English Language & Usage Stack Exchange is a question and answer site for linguists, etymologists, and serious English language enthusiasts. Join them; it only takes a minute:

Sign up
Here's how it works:
  1. Anybody can ask a question
  2. Anybody can answer
  3. The best answers are voted up and rise to the top

Possible Duplicate:
“did shoot” vs “shot”

I often notice such sentences as: "EEG did show tumors"(from this week House M.D.) Why not "EEG showed tumors"? Is that form used to emphasize something?

share|improve this question

marked as duplicate by Robusto, RegDwigнt May 7 '11 at 18:42

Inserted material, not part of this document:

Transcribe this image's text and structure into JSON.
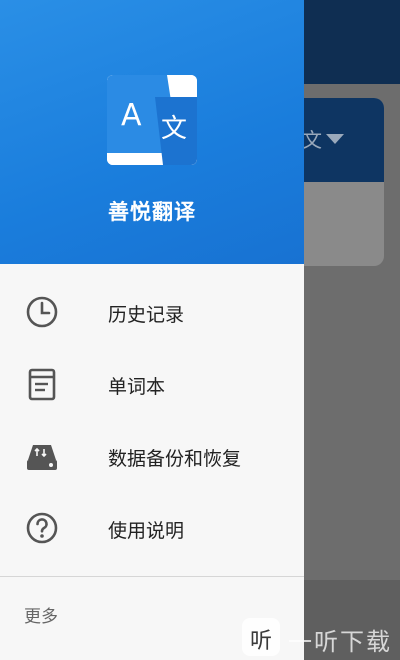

This question has been asked before and already has an answer. If those answers do not fully address your question, please ask a new question.

up vote 4 down vote accepted

Your guess is correct. Normally a simple indicative statement like this doesn't use the word did:

The EEG showed tumors.

However, when you want to emphasize the fact that the result was positive, you can use the auxiliary did:

The EEG did show tumors.

This puts extra weight on the fact that the tumors really were found. If you listen closely, you'll probably also hear the actors putting extra emphasis on the word did in this construction.

share|improve this answer

sometimes auxiliary verbs can emphasize the meaning of the sentence.

For example:

I play the piano
I do play the piano

The auxiliary verb do emphasizes the meaning of the sentence.

share|improve this answer
And what do you mean when you say "I do play the piano"? I don't see what is emphasized in this sentence :( – karlicoss May 7 '11 at 13:30
@karlicoss: The entire meaning of the sentence. If I was merely telling someone that I can play that instrument, I'd say I play the piano. If, however, someone had accused me of being unable to do so, I might exclaim: I do play the piano! – psmears May 7 '11 at 15:26
@psmears Oh, I see. thanks :) – karlicoss May 7 '11 at 18:31

Not the answer you're looking for? Browse other questions tagged or ask your own question.